■ **DATA FOR PROCESSING**
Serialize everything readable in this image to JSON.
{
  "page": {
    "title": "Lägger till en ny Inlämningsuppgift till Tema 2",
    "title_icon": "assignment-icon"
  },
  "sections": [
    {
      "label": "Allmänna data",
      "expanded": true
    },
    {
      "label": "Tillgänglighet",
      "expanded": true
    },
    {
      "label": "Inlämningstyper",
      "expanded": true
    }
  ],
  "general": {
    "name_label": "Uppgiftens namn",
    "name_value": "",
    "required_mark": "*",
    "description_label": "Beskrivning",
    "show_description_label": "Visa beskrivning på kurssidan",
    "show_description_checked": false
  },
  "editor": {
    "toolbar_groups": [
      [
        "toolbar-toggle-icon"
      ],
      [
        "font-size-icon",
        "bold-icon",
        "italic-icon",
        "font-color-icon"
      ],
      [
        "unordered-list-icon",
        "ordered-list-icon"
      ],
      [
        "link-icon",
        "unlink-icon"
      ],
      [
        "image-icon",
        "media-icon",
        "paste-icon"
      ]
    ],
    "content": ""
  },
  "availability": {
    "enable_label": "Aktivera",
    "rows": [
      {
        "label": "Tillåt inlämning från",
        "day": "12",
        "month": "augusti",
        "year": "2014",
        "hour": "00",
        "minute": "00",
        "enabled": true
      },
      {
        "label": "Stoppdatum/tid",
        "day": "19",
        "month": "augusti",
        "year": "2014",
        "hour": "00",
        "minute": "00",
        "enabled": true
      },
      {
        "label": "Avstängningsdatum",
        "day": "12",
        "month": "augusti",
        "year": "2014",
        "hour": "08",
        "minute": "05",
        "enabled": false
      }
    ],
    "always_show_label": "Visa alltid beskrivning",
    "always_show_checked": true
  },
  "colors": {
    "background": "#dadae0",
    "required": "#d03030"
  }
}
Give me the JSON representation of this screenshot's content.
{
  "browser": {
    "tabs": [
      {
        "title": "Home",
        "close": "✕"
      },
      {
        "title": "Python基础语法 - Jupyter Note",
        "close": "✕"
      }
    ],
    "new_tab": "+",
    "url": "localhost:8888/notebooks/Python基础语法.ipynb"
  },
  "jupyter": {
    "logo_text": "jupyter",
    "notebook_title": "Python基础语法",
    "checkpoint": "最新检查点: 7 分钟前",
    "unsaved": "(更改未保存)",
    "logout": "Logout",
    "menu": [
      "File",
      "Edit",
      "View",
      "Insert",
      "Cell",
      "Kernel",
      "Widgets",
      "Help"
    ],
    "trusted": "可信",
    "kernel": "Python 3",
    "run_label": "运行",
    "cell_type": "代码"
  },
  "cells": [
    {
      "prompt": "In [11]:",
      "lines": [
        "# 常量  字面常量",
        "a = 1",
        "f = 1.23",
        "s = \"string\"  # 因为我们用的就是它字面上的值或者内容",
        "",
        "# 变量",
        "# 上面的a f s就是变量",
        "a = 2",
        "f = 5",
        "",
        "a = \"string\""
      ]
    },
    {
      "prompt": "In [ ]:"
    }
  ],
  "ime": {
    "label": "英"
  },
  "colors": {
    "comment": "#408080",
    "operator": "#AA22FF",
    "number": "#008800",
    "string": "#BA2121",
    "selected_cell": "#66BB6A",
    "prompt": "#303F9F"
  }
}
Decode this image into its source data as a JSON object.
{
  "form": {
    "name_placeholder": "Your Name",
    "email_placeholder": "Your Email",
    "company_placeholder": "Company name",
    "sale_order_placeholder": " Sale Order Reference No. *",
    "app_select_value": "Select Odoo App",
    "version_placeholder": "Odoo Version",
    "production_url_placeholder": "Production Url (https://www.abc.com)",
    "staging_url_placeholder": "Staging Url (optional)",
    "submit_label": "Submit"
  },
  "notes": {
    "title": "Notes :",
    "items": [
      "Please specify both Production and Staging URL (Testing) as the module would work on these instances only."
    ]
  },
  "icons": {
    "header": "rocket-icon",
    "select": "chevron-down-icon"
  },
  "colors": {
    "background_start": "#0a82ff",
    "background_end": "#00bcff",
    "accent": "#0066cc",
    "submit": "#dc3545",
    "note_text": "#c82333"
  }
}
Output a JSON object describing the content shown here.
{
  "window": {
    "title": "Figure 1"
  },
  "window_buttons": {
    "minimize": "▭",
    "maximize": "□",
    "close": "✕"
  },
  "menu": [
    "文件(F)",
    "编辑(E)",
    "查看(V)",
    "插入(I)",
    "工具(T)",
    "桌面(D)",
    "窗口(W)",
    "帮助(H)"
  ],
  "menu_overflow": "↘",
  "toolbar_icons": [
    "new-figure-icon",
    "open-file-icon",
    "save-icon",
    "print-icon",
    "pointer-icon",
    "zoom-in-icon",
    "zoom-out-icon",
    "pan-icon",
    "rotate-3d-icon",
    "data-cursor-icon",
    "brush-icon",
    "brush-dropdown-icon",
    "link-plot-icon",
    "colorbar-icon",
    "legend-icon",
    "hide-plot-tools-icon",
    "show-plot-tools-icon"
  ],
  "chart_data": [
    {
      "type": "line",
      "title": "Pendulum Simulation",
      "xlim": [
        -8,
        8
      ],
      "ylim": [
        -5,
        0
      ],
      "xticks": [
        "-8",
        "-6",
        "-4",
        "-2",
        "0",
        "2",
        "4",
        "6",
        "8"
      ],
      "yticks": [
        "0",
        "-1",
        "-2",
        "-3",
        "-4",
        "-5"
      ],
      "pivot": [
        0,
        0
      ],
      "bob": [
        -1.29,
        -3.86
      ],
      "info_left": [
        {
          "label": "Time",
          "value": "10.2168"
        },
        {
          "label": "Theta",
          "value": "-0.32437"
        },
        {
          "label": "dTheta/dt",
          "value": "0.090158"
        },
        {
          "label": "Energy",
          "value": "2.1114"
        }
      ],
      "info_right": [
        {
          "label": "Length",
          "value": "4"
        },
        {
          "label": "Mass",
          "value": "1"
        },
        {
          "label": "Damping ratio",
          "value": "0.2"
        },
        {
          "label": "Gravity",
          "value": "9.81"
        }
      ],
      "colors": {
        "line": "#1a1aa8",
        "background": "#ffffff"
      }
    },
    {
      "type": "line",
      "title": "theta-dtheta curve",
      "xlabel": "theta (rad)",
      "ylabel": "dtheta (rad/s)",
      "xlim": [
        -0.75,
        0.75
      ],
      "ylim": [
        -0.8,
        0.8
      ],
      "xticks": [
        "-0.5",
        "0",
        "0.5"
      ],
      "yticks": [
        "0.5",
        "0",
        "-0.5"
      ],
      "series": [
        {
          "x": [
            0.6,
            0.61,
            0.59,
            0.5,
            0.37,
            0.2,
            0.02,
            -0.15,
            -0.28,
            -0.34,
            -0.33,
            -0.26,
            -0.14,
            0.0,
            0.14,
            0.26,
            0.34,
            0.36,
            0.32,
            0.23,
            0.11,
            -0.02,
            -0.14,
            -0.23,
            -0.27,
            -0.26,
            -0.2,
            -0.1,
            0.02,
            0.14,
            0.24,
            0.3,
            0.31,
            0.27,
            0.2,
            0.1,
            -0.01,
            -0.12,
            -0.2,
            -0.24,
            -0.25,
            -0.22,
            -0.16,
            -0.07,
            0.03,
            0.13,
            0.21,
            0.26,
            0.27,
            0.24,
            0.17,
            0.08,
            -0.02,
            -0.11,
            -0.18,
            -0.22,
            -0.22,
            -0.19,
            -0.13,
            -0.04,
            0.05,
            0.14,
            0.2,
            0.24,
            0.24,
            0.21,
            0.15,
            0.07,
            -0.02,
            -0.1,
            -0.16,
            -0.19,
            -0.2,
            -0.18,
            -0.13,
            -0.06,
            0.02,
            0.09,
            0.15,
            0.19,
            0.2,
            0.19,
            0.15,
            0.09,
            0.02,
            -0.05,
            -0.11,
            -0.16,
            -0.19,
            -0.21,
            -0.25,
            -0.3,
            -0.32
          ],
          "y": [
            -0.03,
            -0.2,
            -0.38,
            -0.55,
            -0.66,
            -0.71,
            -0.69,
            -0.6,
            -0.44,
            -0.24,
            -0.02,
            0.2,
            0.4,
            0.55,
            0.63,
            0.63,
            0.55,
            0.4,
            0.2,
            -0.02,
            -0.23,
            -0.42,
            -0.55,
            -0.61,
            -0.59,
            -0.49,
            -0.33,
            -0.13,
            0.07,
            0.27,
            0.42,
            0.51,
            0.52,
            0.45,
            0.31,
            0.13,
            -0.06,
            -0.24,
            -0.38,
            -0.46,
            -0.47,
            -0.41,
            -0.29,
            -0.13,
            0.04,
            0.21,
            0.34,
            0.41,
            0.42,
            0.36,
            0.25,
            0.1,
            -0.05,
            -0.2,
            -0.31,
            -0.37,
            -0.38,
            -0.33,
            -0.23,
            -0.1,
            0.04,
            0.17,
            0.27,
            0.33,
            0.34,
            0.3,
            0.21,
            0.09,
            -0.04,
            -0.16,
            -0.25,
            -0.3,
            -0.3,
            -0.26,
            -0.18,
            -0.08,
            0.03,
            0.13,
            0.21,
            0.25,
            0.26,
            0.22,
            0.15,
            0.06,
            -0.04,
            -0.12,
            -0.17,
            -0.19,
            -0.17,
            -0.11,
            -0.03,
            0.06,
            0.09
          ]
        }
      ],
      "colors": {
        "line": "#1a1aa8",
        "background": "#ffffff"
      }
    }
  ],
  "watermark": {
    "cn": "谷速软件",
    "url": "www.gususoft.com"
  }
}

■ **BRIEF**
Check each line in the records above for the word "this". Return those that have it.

■ **ANSWER BOX**
Serialize everything readable in this image to JSON.
Give me the JSON representation of this screenshot's content.
Decode this image into its source data as a JSON object.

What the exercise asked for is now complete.